California Civil Code Section 1714 - Premises Liability
Civil Code section 1714, subdivision (a) provides:
"Every one is responsible, not only for the result of his willful acts, but also for an injury occasioned to another by his want of ordinary care or skill in the management of his property or person, except so far as the latter has, willfully or by want of ordinary care, brought the injury on himself."
It is appropriate to depart from this standard only when there are clear public policy reasons for doing so.
In making that determination, a court must weigh the following factors:
(1) the foreseeability of harm to the plaintiff;
(2) the degree of certainty that the plaintiff suffered injury;
(3) the proximity of the connection between the defendant's conduct and the injury sustained;
(4) the moral blame attached to the defendant's conduct;
(5) the policy of preventing future harm;
(6) the extent of the burden to the defendant and consequences to the community from imposing a duty to exercise care with resulting liability for breach;
(7) the availability, cost, and prevalence of insurance for the risk involved. (Rowland v. Christian, supra, 69 Cal. 2d at pp. 112-113.)
"The proper test to be applied to the liability of the possessor of land in accordance with section 1714 of the Civil Code is whether in the management of his property he has acted as a reasonable man in view of the probability of injury to others . . . ." (Rowland v. Christian, supra, 69 Cal. 2d at p. 119.)
In addition to Civil Code section 1714, subdivision (a), the Legislature has enacted Streets and Highways Code section 5610, which provides:
"The owners of lots or portions of lots fronting on any portion of a public street or place when that street or place is improved or if and when the area between the property line of the adjacent property and the street line is maintained as a park or parking strip, shall maintain any sidewalk in such condition that the sidewalk will not endanger persons or property and maintain it in a condition which will not interfere with the public convenience in the use of those works or areas save and except as to those conditions created or maintained in, upon, along, or in connection with such sidewalk by any person other than the owner, under and by virtue of any permit or right granted to him by law or by the city authorities in charge thereof, and such persons shall be under a like duty in relation thereto."
This statute places on the abutting property owner the duty to maintain the sidewalk.
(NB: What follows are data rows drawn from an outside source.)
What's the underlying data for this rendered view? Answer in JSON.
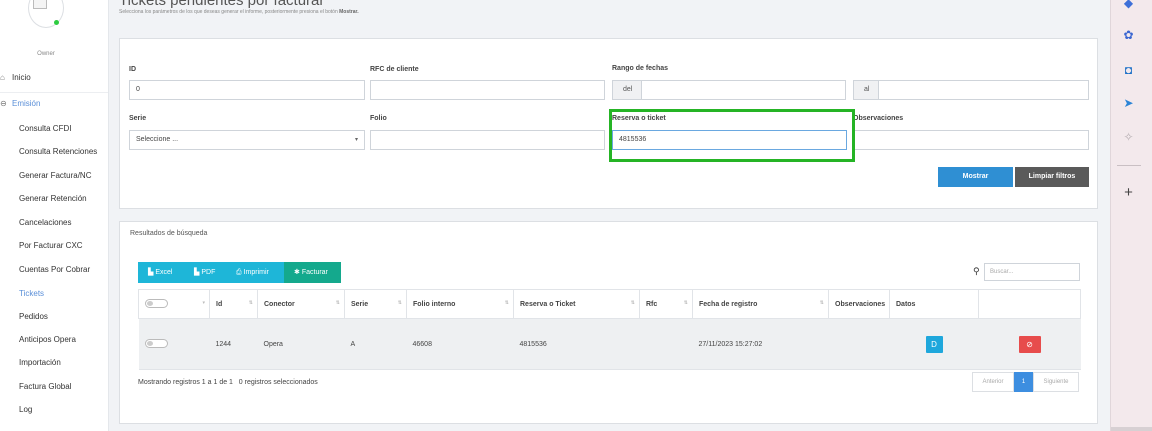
{
  "sidebar": {
    "role": "Owner",
    "top_items": [
      {
        "icon": "home-icon",
        "label": "Inicio"
      },
      {
        "icon": "circle-arrow-icon",
        "label": "Emisión"
      }
    ],
    "sub_items": [
      {
        "label": "Consulta CFDI"
      },
      {
        "label": "Consulta Retenciones"
      },
      {
        "label": "Generar Factura/NC"
      },
      {
        "label": "Generar Retención"
      },
      {
        "label": "Cancelaciones"
      },
      {
        "label": "Por Facturar CXC"
      },
      {
        "label": "Cuentas Por Cobrar"
      },
      {
        "label": "Tickets"
      },
      {
        "label": "Pedidos"
      },
      {
        "label": "Anticipos Opera"
      },
      {
        "label": "Importación"
      },
      {
        "label": "Factura Global"
      },
      {
        "label": "Log"
      }
    ],
    "active_item": "Tickets",
    "active_color": "#5a8fd8"
  },
  "header": {
    "title": "Tickets pendientes por facturar",
    "subtitle_pre": "Selecciona los parámetros de los que deseas generar el informe, posteriormente presiona el botón ",
    "subtitle_bold": "Mostrar."
  },
  "filters": {
    "id_label": "ID",
    "id_value": "0",
    "rfc_label": "RFC de cliente",
    "rfc_value": "",
    "fechas_label": "Rango de fechas",
    "del_label": "del",
    "al_label": "al",
    "serie_label": "Serie",
    "serie_value": "Seleccione ...",
    "folio_label": "Folio",
    "folio_value": "",
    "reserva_label": "Reserva o ticket",
    "reserva_value": "4815536",
    "observaciones_label": "Observaciones",
    "mostrar_label": "Mostrar",
    "limpiar_label": "Limpiar filtros"
  },
  "results": {
    "title": "Resultados de búsqueda",
    "toolbar": [
      {
        "icon": "file-excel-icon",
        "label": "Excel"
      },
      {
        "icon": "file-pdf-icon",
        "label": "PDF"
      },
      {
        "icon": "printer-icon",
        "label": "Imprimir"
      },
      {
        "icon": "gear-icon",
        "label": "Facturar"
      }
    ],
    "search_placeholder": "Buscar...",
    "columns": [
      "Id",
      "Conector",
      "Serie",
      "Folio interno",
      "Reserva o Ticket",
      "Rfc",
      "Fecha de registro",
      "Observaciones",
      "Datos"
    ],
    "rows": [
      {
        "id": "1244",
        "conector": "Opera",
        "serie": "A",
        "folio_interno": "46608",
        "reserva": "4815536",
        "rfc": "",
        "fecha": "27/11/2023 15:27:02",
        "observaciones": "",
        "datos_button": "D"
      }
    ],
    "showing_text": "Mostrando registros 1 a 1 de 1",
    "selected_text": "0 registros seleccionados",
    "pager": {
      "prev": "Anterior",
      "page": "1",
      "next": "Siguiente"
    }
  },
  "colors": {
    "focus_outline": "#25b425",
    "primary": "#2f8fd3",
    "danger": "#e74c4c"
  }
}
This statutory duty has been held not to impose, by itself, a duty of care upon the abutting landowner for the safety of persons using the sidewalk, but rather a duty owed to the city.